I don't care if you're slow. I really don't. I want someone to ride with and I want to make friends. Hey, I'm not a pro. At one point, I raced bikes and sometimes I still do. But what you don't get is that just because you enter a race, you are not necessarily fast or a pro. Racing in and of itself does not make you an expert at cycling. I like to ride bikes. I want to ride bikes with you. Maybe I will wait for you at the top of the hill. Maybe you will wait for me at the bottom. Maybe I will never even make it to the top of the hill and you will be in the parking lot drinking beer by the time I limp back.
Don't apologize for being slow. Don't apologize for being fast. Don't apologize for being out of breath. Don't make excuses for your imaginary inability to ride.
JUST RIDE. SMILE. BREATHE. TELL A JOKE.
For crying out loud, have a good time.
And lastly, this: Why are women so freaking afraid to try something new on the bike? This is the most baffling to me. Most of my friends (and I) grew up in the post-Title 9 era. Sports were readily available to us as children. My high school years were full of marketing campaigns designed to lure women in to math and science. We were expected to be pilots and scientists and teachers and doctors.
So WHY are women so timid to go for it?
I don't get it. At all. Because what if you tried it and you didn't like it? Then you don't have to do it again because you're a full-grown person and full-grown people get to quit things they don't like and eat ice cream for lunch and stay up late watching crappy reality tv.
But what if you tried it and you did like it? What if you rode bikes with me and discovered that damn, you are good at cornering?
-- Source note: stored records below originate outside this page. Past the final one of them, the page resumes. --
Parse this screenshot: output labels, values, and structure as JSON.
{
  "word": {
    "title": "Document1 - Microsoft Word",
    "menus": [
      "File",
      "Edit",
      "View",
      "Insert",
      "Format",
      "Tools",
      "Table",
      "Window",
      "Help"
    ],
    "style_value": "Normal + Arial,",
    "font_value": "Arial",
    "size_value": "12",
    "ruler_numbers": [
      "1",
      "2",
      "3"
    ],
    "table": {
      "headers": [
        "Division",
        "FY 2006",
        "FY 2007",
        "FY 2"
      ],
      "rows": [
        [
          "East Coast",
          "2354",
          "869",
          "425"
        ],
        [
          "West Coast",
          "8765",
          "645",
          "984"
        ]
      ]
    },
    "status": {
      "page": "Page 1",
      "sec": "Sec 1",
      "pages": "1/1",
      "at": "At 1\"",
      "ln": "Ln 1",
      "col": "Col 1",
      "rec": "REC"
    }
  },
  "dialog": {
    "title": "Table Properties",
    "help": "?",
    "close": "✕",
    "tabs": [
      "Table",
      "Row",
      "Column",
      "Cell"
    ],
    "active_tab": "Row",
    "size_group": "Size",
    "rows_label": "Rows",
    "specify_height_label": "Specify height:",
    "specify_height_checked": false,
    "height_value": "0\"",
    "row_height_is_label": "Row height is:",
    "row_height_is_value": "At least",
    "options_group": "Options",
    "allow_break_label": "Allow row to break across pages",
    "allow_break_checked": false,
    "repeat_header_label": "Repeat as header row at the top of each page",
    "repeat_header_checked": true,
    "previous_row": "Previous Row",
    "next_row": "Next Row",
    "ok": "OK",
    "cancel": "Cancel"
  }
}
What if you entered the Gunnison cyclocross race on a whim and ended up re-invigorated?
What if you stopped saying "I'm sorry" and "I'm not good enough"?
And what if you just rode your bike?